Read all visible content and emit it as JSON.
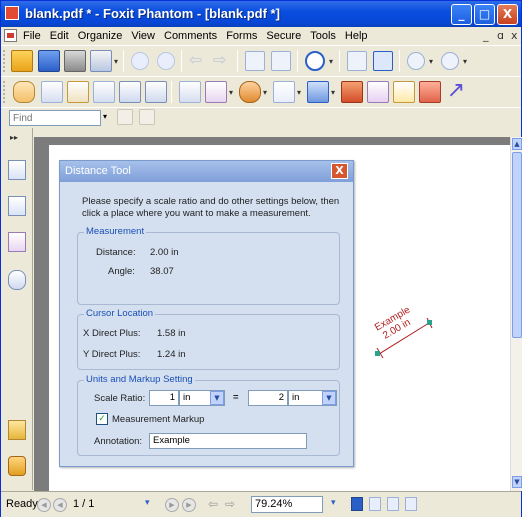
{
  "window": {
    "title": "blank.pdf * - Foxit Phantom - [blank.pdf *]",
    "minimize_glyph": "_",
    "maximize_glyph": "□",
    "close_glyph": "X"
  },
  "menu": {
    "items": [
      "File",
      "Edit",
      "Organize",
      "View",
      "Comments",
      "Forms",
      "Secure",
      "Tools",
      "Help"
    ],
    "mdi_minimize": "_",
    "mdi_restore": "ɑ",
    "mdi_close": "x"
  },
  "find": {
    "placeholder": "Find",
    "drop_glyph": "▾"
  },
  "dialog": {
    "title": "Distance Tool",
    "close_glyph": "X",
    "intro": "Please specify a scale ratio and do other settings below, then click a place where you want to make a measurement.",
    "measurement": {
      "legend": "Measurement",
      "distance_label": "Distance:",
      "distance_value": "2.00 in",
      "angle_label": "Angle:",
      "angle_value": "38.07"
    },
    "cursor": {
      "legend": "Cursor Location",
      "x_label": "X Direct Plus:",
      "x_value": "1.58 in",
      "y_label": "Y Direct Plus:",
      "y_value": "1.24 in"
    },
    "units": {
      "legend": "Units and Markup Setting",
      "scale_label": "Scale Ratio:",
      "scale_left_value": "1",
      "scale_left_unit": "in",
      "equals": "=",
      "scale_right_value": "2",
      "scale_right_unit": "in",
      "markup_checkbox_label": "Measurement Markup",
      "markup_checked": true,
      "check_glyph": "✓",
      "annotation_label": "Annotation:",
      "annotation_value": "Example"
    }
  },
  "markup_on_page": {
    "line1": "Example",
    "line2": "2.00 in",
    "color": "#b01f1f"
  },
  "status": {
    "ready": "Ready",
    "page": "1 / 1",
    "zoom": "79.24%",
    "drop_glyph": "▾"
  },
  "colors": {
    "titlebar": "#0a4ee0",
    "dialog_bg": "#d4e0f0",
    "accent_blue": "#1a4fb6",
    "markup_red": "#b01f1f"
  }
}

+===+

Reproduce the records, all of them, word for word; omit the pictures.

Read all visible content and emit it as JSON.
{
  "window": {
    "title": "blank.pdf * - Foxit Phantom - [blank.pdf *]",
    "minimize_glyph": "_",
    "maximize_glyph": "□",
    "close_glyph": "X"
  },
  "menu": {
    "items": [
      "File",
      "Edit",
      "Organize",
      "View",
      "Comments",
      "Forms",
      "Secure",
      "Tools",
      "Help"
    ],
    "mdi_minimize": "_",
    "mdi_restore": "ɑ",
    "mdi_close": "x"
  },
  "find": {
    "placeholder": "Find",
    "drop_glyph": "▾"
  },
  "dialog": {
    "title": "Distance Tool",
    "close_glyph": "X",
    "intro": "Please specify a scale ratio and do other settings below, then click a place where you want to make a measurement.",
    "measurement": {
      "legend": "Measurement",
      "distance_label": "Distance:",
      "distance_value": "2.00 in",
      "angle_label": "Angle:",
      "angle_value": "38.07"
    },
    "cursor": {
      "legend": "Cursor Location",
      "x_label": "X Direct Plus:",
      "x_value": "1.58 in",
      "y_label": "Y Direct Plus:",
      "y_value": "1.24 in"
    },
    "units": {
      "legend": "Units and Markup Setting",
      "scale_label": "Scale Ratio:",
      "scale_left_value": "1",
      "scale_left_unit": "in",
      "equals": "=",
      "scale_right_value": "2",
      "scale_right_unit": "in",
      "markup_checkbox_label": "Measurement Markup",
      "markup_checked": true,
      "check_glyph": "✓",
      "annotation_label": "Annotation:",
      "annotation_value": "Example"
    }
  },
  "markup_on_page": {
    "line1": "Example",
    "line2": "2.00 in",
    "color": "#b01f1f"
  },
  "status": {
    "ready": "Ready",
    "page": "1 / 1",
    "zoom": "79.24%",
    "drop_glyph": "▾"
  },
  "colors": {
    "titlebar": "#0a4ee0",
    "dialog_bg": "#d4e0f0",
    "accent_blue": "#1a4fb6",
    "markup_red": "#b01f1f"
  }
}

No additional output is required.